Page and application data records:
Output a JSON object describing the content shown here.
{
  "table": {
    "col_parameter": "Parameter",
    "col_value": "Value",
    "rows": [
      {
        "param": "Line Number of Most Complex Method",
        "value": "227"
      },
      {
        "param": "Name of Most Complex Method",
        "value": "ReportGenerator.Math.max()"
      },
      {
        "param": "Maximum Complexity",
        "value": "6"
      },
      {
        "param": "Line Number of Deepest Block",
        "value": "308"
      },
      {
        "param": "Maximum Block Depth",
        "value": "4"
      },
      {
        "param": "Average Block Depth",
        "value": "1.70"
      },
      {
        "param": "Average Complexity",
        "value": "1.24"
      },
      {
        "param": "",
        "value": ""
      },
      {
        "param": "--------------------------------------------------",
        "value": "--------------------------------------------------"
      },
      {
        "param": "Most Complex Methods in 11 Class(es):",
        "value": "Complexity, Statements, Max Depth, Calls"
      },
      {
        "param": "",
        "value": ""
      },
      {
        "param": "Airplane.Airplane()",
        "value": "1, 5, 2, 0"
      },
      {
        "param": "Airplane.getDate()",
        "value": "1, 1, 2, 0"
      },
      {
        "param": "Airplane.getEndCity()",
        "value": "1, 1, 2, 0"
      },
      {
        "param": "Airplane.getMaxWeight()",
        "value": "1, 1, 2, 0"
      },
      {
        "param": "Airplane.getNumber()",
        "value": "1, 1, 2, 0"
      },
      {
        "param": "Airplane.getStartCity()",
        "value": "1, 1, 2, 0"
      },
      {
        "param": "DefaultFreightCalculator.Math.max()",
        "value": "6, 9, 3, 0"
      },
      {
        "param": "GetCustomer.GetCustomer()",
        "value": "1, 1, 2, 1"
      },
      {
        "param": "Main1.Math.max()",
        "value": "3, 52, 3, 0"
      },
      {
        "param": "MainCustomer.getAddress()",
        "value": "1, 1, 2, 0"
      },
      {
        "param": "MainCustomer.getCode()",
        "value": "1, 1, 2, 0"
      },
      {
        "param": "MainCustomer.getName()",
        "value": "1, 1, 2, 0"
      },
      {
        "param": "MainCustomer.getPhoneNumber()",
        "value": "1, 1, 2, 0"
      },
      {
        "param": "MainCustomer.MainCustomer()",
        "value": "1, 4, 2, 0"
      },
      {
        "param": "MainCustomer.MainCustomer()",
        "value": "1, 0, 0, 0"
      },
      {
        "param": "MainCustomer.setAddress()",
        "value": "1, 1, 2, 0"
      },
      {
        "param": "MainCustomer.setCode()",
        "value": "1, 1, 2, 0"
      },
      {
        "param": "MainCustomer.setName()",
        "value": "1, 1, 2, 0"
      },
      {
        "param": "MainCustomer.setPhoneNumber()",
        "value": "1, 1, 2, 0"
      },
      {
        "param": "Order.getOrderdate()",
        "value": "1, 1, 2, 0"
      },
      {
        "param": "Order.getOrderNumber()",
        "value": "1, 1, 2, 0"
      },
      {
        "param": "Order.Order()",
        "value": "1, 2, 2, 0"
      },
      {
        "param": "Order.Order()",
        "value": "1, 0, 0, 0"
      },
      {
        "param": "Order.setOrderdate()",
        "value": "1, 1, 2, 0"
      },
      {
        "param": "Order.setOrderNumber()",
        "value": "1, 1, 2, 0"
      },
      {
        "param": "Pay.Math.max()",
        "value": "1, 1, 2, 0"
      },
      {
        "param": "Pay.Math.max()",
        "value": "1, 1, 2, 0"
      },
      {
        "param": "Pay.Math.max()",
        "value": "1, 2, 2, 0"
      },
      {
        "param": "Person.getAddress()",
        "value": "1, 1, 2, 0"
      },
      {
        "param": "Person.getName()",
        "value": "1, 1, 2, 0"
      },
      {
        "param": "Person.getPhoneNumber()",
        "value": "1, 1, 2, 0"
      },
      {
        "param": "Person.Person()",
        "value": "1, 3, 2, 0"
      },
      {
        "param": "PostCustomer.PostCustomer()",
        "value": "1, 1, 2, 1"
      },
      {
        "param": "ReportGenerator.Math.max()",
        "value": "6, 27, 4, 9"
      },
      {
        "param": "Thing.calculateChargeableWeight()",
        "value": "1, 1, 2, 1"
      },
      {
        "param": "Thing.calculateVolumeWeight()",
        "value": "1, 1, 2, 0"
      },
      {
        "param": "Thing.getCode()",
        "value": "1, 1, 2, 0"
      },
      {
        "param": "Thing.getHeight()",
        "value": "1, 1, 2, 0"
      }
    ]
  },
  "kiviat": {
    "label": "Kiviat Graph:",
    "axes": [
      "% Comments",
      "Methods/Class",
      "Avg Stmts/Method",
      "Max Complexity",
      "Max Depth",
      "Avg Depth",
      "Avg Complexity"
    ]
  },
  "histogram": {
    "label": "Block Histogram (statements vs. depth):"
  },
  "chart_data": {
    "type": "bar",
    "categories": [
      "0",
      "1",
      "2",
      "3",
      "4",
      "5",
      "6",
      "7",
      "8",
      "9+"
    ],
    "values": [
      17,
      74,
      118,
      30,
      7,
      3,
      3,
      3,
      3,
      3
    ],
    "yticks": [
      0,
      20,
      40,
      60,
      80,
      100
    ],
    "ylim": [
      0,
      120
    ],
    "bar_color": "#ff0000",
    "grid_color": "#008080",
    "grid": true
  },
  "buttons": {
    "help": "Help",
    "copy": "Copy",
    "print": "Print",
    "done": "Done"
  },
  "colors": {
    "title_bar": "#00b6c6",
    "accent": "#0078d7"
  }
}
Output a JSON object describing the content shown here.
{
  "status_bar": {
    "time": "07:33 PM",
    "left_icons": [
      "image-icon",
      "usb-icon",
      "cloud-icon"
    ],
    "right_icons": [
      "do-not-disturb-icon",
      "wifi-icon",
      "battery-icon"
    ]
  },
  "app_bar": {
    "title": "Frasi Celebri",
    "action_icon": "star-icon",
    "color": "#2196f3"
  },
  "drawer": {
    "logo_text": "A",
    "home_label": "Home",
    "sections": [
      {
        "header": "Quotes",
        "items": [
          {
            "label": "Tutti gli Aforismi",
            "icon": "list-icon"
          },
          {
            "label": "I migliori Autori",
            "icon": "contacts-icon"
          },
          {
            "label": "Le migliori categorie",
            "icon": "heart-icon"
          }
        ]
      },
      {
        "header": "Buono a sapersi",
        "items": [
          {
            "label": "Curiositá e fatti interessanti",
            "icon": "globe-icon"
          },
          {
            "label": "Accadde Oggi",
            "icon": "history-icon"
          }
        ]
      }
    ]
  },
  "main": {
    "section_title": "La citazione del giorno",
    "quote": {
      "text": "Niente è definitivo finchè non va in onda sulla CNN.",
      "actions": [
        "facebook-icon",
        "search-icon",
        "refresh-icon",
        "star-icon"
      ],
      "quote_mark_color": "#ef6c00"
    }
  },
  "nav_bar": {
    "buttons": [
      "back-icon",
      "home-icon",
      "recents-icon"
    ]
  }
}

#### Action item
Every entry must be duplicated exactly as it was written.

#### Your response
Output a JSON object describing the content shown here.
{
  "table": {
    "col_parameter": "Parameter",
    "col_value": "Value",
    "rows": [
      {
        "param": "Line Number of Most Complex Method",
        "value": "227"
      },
      {
        "param": "Name of Most Complex Method",
        "value": "ReportGenerator.Math.max()"
      },
      {
        "param": "Maximum Complexity",
        "value": "6"
      },
      {
        "param": "Line Number of Deepest Block",
        "value": "308"
      },
      {
        "param": "Maximum Block Depth",
        "value": "4"
      },
      {
        "param": "Average Block Depth",
        "value": "1.70"
      },
      {
        "param": "Average Complexity",
        "value": "1.24"
      },
      {
        "param": "",
        "value": ""
      },
      {
        "param": "--------------------------------------------------",
        "value": "--------------------------------------------------"
      },
      {
        "param": "Most Complex Methods in 11 Class(es):",
        "value": "Complexity, Statements, Max Depth, Calls"
      },
      {
        "param": "",
        "value": ""
      },
      {
        "param": "Airplane.Airplane()",
        "value": "1, 5, 2, 0"
      },
      {
        "param": "Airplane.getDate()",
        "value": "1, 1, 2, 0"
      },
      {
        "param": "Airplane.getEndCity()",
        "value": "1, 1, 2, 0"
      },
      {
        "param": "Airplane.getMaxWeight()",
        "value": "1, 1, 2, 0"
      },
      {
        "param": "Airplane.getNumber()",
        "value": "1, 1, 2, 0"
      },
      {
        "param": "Airplane.getStartCity()",
        "value": "1, 1, 2, 0"
      },
      {
        "param": "DefaultFreightCalculator.Math.max()",
        "value": "6, 9, 3, 0"
      },
      {
        "param": "GetCustomer.GetCustomer()",
        "value": "1, 1, 2, 1"
      },
      {
        "param": "Main1.Math.max()",
        "value": "3, 52, 3, 0"
      },
      {
        "param": "MainCustomer.getAddress()",
        "value": "1, 1, 2, 0"
      },
      {
        "param": "MainCustomer.getCode()",
        "value": "1, 1, 2, 0"
      },
      {
        "param": "MainCustomer.getName()",
        "value": "1, 1, 2, 0"
      },
      {
        "param": "MainCustomer.getPhoneNumber()",
        "value": "1, 1, 2, 0"
      },
      {
        "param": "MainCustomer.MainCustomer()",
        "value": "1, 4, 2, 0"
      },
      {
        "param": "MainCustomer.MainCustomer()",
        "value": "1, 0, 0, 0"
      },
      {
        "param": "MainCustomer.setAddress()",
        "value": "1, 1, 2, 0"
      },
      {
        "param": "MainCustomer.setCode()",
        "value": "1, 1, 2, 0"
      },
      {
        "param": "MainCustomer.setName()",
        "value": "1, 1, 2, 0"
      },
      {
        "param": "MainCustomer.setPhoneNumber()",
        "value": "1, 1, 2, 0"
      },
      {
        "param": "Order.getOrderdate()",
        "value": "1, 1, 2, 0"
      },
      {
        "param": "Order.getOrderNumber()",
        "value": "1, 1, 2, 0"
      },
      {
        "param": "Order.Order()",
        "value": "1, 2, 2, 0"
      },
      {
        "param": "Order.Order()",
        "value": "1, 0, 0, 0"
      },
      {
        "param": "Order.setOrderdate()",
        "value": "1, 1, 2, 0"
      },
      {
        "param": "Order.setOrderNumber()",
        "value": "1, 1, 2, 0"
      },
      {
        "param": "Pay.Math.max()",
        "value": "1, 1, 2, 0"
      },
      {
        "param": "Pay.Math.max()",
        "value": "1, 1, 2, 0"
      },
      {
        "param": "Pay.Math.max()",
        "value": "1, 2, 2, 0"
      },
      {
        "param": "Person.getAddress()",
        "value": "1, 1, 2, 0"
      },
      {
        "param": "Person.getName()",
        "value": "1, 1, 2, 0"
      },
      {
        "param": "Person.getPhoneNumber()",
        "value": "1, 1, 2, 0"
      },
      {
        "param": "Person.Person()",
        "value": "1, 3, 2, 0"
      },
      {
        "param": "PostCustomer.PostCustomer()",
        "value": "1, 1, 2, 1"
      },
      {
        "param": "ReportGenerator.Math.max()",
        "value": "6, 27, 4, 9"
      },
      {
        "param": "Thing.calculateChargeableWeight()",
        "value": "1, 1, 2, 1"
      },
      {
        "param": "Thing.calculateVolumeWeight()",
        "value": "1, 1, 2, 0"
      },
      {
        "param": "Thing.getCode()",
        "value": "1, 1, 2, 0"
      },
      {
        "param": "Thing.getHeight()",
        "value": "1, 1, 2, 0"
      }
    ]
  },
  "kiviat": {
    "label": "Kiviat Graph:",
    "axes": [
      "% Comments",
      "Methods/Class",
      "Avg Stmts/Method",
      "Max Complexity",
      "Max Depth",
      "Avg Depth",
      "Avg Complexity"
    ]
  },
  "histogram": {
    "label": "Block Histogram (statements vs. depth):"
  },
  "chart_data": {
    "type": "bar",
    "categories": [
      "0",
      "1",
      "2",
      "3",
      "4",
      "5",
      "6",
      "7",
      "8",
      "9+"
    ],
    "values": [
      17,
      74,
      118,
      30,
      7,
      3,
      3,
      3,
      3,
      3
    ],
    "yticks": [
      0,
      20,
      40,
      60,
      80,
      100
    ],
    "ylim": [
      0,
      120
    ],
    "bar_color": "#ff0000",
    "grid_color": "#008080",
    "grid": true
  },
  "buttons": {
    "help": "Help",
    "copy": "Copy",
    "print": "Print",
    "done": "Done"
  },
  "colors": {
    "title_bar": "#00b6c6",
    "accent": "#0078d7"
  }
}
Output a JSON object describing the content shown here.
{
  "status_bar": {
    "time": "07:33 PM",
    "left_icons": [
      "image-icon",
      "usb-icon",
      "cloud-icon"
    ],
    "right_icons": [
      "do-not-disturb-icon",
      "wifi-icon",
      "battery-icon"
    ]
  },
  "app_bar": {
    "title": "Frasi Celebri",
    "action_icon": "star-icon",
    "color": "#2196f3"
  },
  "drawer": {
    "logo_text": "A",
    "home_label": "Home",
    "sections": [
      {
        "header": "Quotes",
        "items": [
          {
            "label": "Tutti gli Aforismi",
            "icon": "list-icon"
          },
          {
            "label": "I migliori Autori",
            "icon": "contacts-icon"
          },
          {
            "label": "Le migliori categorie",
            "icon": "heart-icon"
          }
        ]
      },
      {
        "header": "Buono a sapersi",
        "items": [
          {
            "label": "Curiositá e fatti interessanti",
            "icon": "globe-icon"
          },
          {
            "label": "Accadde Oggi",
            "icon": "history-icon"
          }
        ]
      }
    ]
  },
  "main": {
    "section_title": "La citazione del giorno",
    "quote": {
      "text": "Niente è definitivo finchè non va in onda sulla CNN.",
      "actions": [
        "facebook-icon",
        "search-icon",
        "refresh-icon",
        "star-icon"
      ],
      "quote_mark_color": "#ef6c00"
    }
  },
  "nav_bar": {
    "buttons": [
      "back-icon",
      "home-icon",
      "recents-icon"
    ]
  }
}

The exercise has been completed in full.